I have played this song about Jesus’ prayer in the Garden and abandonment on the cross every Good Friday since 1983 when I wrote it as an 18 year old.  Often that has been in a church service, but sometimes just for my own spiritual engagement with this time of year.  

In 1996, I finally got around to recording the audio.  My good friend Ian Baldwin helped me record a solo album (No Secret Message).  But this song took some effort.  Through another friend, we were given access to a beautiful grand piano (can’t remember whether it was a Bosendorfer or Yamaha) at the Hills Centre.  Ian set up our portable studio (on permanent loan from one Fraser Tustian), played around with getting a bunch of microphones to capture the tone, and then I sat down to play.

The entire song was in my head, with a little room for improvisation.  However, when I played a technically correct take, it ended up sounding too tame.  If I went for emotion and power, there would always be a bum note or slip that ruined the recording.  

That night Ian won the Nobel prize for patience and my wife Ruth won the Nobel prize for encouragement.  With both of them urging me on, I kept going for it until finally we captured something that more or less did the song justice.

So the song has been around in a recorded form since 1996.  It’s now 2020 – so time for a lyric video that might be useful for churches gathering online for Easter during the Covid-19 pandemic.
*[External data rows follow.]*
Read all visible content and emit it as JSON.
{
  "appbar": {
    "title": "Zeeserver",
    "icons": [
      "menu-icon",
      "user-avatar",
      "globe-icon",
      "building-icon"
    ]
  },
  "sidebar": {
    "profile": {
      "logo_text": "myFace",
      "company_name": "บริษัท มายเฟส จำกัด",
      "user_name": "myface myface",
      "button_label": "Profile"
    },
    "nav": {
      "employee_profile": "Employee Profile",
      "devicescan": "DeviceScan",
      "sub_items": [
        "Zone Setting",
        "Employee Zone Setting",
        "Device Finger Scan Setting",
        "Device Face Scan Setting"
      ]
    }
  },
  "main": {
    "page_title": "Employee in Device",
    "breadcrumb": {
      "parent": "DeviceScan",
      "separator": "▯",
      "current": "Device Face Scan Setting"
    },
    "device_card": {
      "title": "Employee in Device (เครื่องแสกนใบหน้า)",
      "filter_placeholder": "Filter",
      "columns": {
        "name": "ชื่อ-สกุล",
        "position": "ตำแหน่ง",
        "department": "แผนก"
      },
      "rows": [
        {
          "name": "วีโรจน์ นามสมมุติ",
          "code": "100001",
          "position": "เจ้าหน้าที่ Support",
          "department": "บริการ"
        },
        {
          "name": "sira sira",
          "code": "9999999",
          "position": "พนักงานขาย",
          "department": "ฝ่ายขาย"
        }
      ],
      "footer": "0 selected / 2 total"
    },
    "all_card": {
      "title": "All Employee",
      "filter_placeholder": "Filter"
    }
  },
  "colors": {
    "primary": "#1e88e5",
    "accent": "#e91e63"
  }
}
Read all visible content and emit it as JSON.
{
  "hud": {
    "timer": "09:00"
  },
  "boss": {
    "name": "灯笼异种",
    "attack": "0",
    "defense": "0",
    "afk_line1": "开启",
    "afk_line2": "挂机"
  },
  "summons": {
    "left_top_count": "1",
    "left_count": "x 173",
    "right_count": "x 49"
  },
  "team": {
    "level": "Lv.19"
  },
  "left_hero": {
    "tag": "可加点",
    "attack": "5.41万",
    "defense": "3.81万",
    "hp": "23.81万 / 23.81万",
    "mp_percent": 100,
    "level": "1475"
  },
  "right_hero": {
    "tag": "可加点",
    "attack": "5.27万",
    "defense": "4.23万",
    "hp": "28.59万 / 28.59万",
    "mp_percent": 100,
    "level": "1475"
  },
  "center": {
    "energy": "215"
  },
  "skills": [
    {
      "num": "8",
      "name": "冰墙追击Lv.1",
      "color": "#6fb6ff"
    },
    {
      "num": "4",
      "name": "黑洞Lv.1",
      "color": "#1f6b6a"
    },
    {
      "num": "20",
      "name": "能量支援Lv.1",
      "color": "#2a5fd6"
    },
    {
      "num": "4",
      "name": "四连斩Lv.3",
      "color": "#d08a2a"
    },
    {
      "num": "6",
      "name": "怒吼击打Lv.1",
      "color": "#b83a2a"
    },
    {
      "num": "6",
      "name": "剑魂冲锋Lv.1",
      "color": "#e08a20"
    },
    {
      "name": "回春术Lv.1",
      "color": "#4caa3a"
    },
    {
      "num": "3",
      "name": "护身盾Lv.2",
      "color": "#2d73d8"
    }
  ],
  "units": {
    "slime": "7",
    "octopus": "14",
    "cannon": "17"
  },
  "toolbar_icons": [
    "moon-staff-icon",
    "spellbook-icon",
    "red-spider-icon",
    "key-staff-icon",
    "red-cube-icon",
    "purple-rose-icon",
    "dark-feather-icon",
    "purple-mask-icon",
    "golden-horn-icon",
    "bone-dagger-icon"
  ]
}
My in-laws, Ron and Margaret, provided the main photographs of olive trees at Gethsemane taken during their visit in 1991, including the one that appears to have a manic face in the trunk.  They also provided the photo of the cross and stone tomb.  These were supplemented with a picture I took of the fists in the air at a Prophets of Rage concert, and a fire lit for my team by the wonderful folk of Wagga Uniting Church. My friends Rev Dr Ian Robinson and Rev Dr Rob McFarlane also generously provided images of olive trees from Gethsemane, and I hope to one day join one of their expertly guided tours of the Holy Land.

I hope you encounter something of the historical Jesus and the living God as you listen to the tune.

One note about the lyric.  The chorus, Eli, Eli, lema sabacthani means “my God, my God, why have you forsaken me?” and reflects what Jesus is recorded to have shouted while on the cross. This version is from Matthew’s gospel, and there are quite a few variants in different Bible translations.  Biblical scholars would not pronounce the phrase as I have done here, but no one knows – and I didn’t know any Biblical scholars back in 1983 or 1996!  So I’m not losing any sleep over that…